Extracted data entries
=== Section Start ===

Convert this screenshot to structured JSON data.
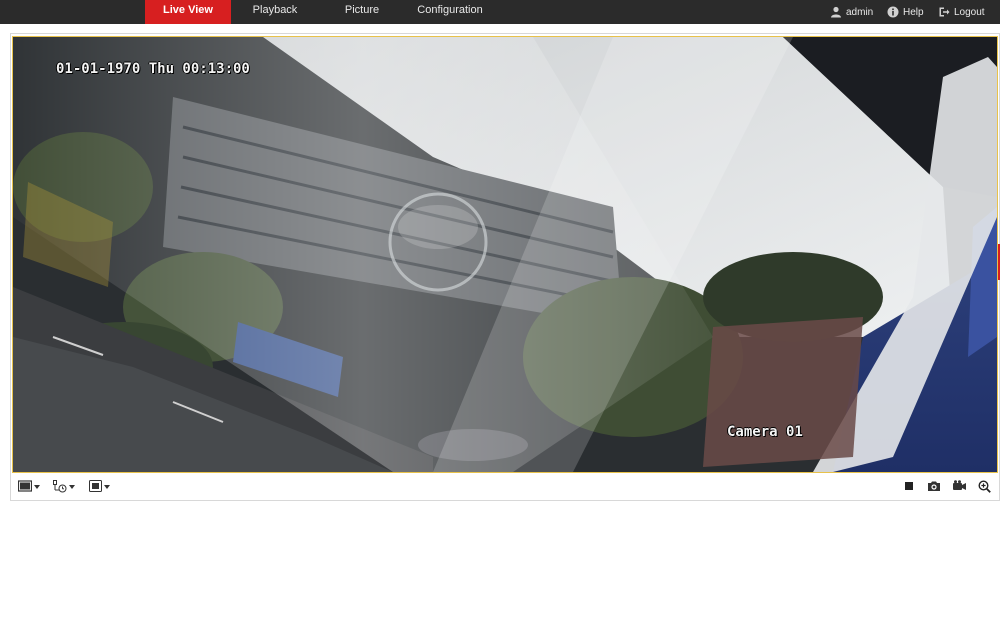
{
  "nav": {
    "tabs": [
      {
        "label": "Live View",
        "active": true
      },
      {
        "label": "Playback",
        "active": false
      },
      {
        "label": "Picture",
        "active": false
      },
      {
        "label": "Configuration",
        "active": false
      }
    ],
    "user": {
      "label": "admin",
      "icon": "user-icon"
    },
    "help": {
      "label": "Help",
      "icon": "info-icon"
    },
    "logout": {
      "label": "Logout",
      "icon": "logout-icon"
    }
  },
  "video": {
    "timestamp": "01-01-1970 Thu 00:13:00",
    "camera_name": "Camera 01"
  },
  "toolbar": {
    "left": [
      {
        "icon": "window-layout-icon",
        "dropdown": true
      },
      {
        "icon": "stream-type-icon",
        "dropdown": true
      },
      {
        "icon": "plugin-icon",
        "dropdown": true
      }
    ],
    "right": [
      {
        "icon": "stop-icon"
      },
      {
        "icon": "capture-icon"
      },
      {
        "icon": "record-icon"
      },
      {
        "icon": "zoom-icon"
      }
    ]
  },
  "colors": {
    "accent": "#d71f20",
    "topbar": "#2b2b2b",
    "video_border": "#e8c24a"
  }
}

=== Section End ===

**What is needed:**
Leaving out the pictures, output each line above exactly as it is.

**Result of this exercise:**
Convert this screenshot to structured JSON data.
{
  "nav": {
    "tabs": [
      {
        "label": "Live View",
        "active": true
      },
      {
        "label": "Playback",
        "active": false
      },
      {
        "label": "Picture",
        "active": false
      },
      {
        "label": "Configuration",
        "active": false
      }
    ],
    "user": {
      "label": "admin",
      "icon": "user-icon"
    },
    "help": {
      "label": "Help",
      "icon": "info-icon"
    },
    "logout": {
      "label": "Logout",
      "icon": "logout-icon"
    }
  },
  "video": {
    "timestamp": "01-01-1970 Thu 00:13:00",
    "camera_name": "Camera 01"
  },
  "toolbar": {
    "left": [
      {
        "icon": "window-layout-icon",
        "dropdown": true
      },
      {
        "icon": "stream-type-icon",
        "dropdown": true
      },
      {
        "icon": "plugin-icon",
        "dropdown": true
      }
    ],
    "right": [
      {
        "icon": "stop-icon"
      },
      {
        "icon": "capture-icon"
      },
      {
        "icon": "record-icon"
      },
      {
        "icon": "zoom-icon"
      }
    ]
  },
  "colors": {
    "accent": "#d71f20",
    "topbar": "#2b2b2b",
    "video_border": "#e8c24a"
  }
}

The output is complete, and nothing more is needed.